Shocks and Dissatisfaction: The Main Reasons for Discontinuing Platform Use


Many companies generate their income based on user numbers via subscriptions (e.g., Spotify, Netflix) or advertising (e.g., Facebook, Twitter).

The loss of users or subscribers negatively impacts the profitability of these companies, either directly via reduced subscription revenue or indirectly via decreased advertising revenue. To sustain the competitiveness of companies that rely on these revenues, it is essential to prevent people from discontinuing their use.

Extant research explains the discontinuation of digital technologies based on user perceptions. Specifically, perceived dissatisfaction is used as the core explanation for this behavior.

This project, funded by the German Research Foundation (DFG), expands on extant explanatory approaches by illustrating that disruptive events, colloquially referred to as "shocks", can lead users to discontinue using digital technology irrespective of their satisfaction with it. For instance, the birth of a child may lead users to have less time for Netflix and cancel their subscriptions, even though they may be satisfied with the service.

This project aims to develop a theoretical understanding of why individuals discontinue the use of digital technologies. The focus is mainly on the relevance of shocks (e.g., the birth of a child, job change, exposure of private data on the internet) and how they lead individuals to disrupt their routines and discontinue digital technology.


Our findings demonstrate that there are different types of shocks. These can be directly related to the use of digital technologies (e.g., a data scandal involving the exposure of private data, encountering widespread misinformation) or occur in the users' broader environment (e.g., relocating to a new city, a breakup). We categorized these types into a taxonomy to characterize shocks.

The taxonomy reveals possibilities for future research on shocks: Do positively perceived shocks (e.g., the birth of a child) and negatively perceived shocks (e.g., a breakup) differ in their impact on user behavior? Do the effects of shocks diminish after a certain period? Which personality types are more or less susceptible to shocks? When do users perceive a specific event as a shock?

Selected publications
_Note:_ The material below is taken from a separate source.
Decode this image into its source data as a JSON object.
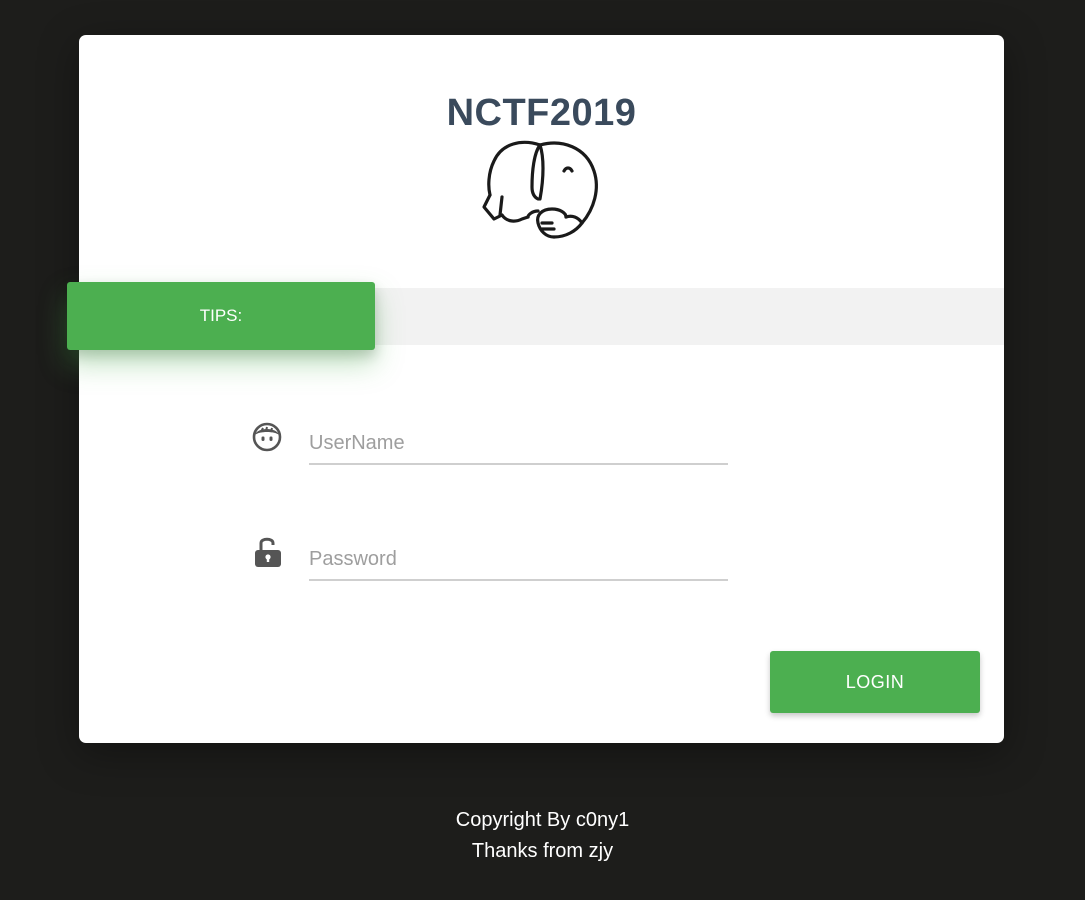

  • Meier, M., Maier, C., Thatcher, J.B., and Weitzel, T. (2022)
    Shocks and IS User Behavior: A Taxonomy and Future Research Directions
    Internet Research (33:3), p. 853-889,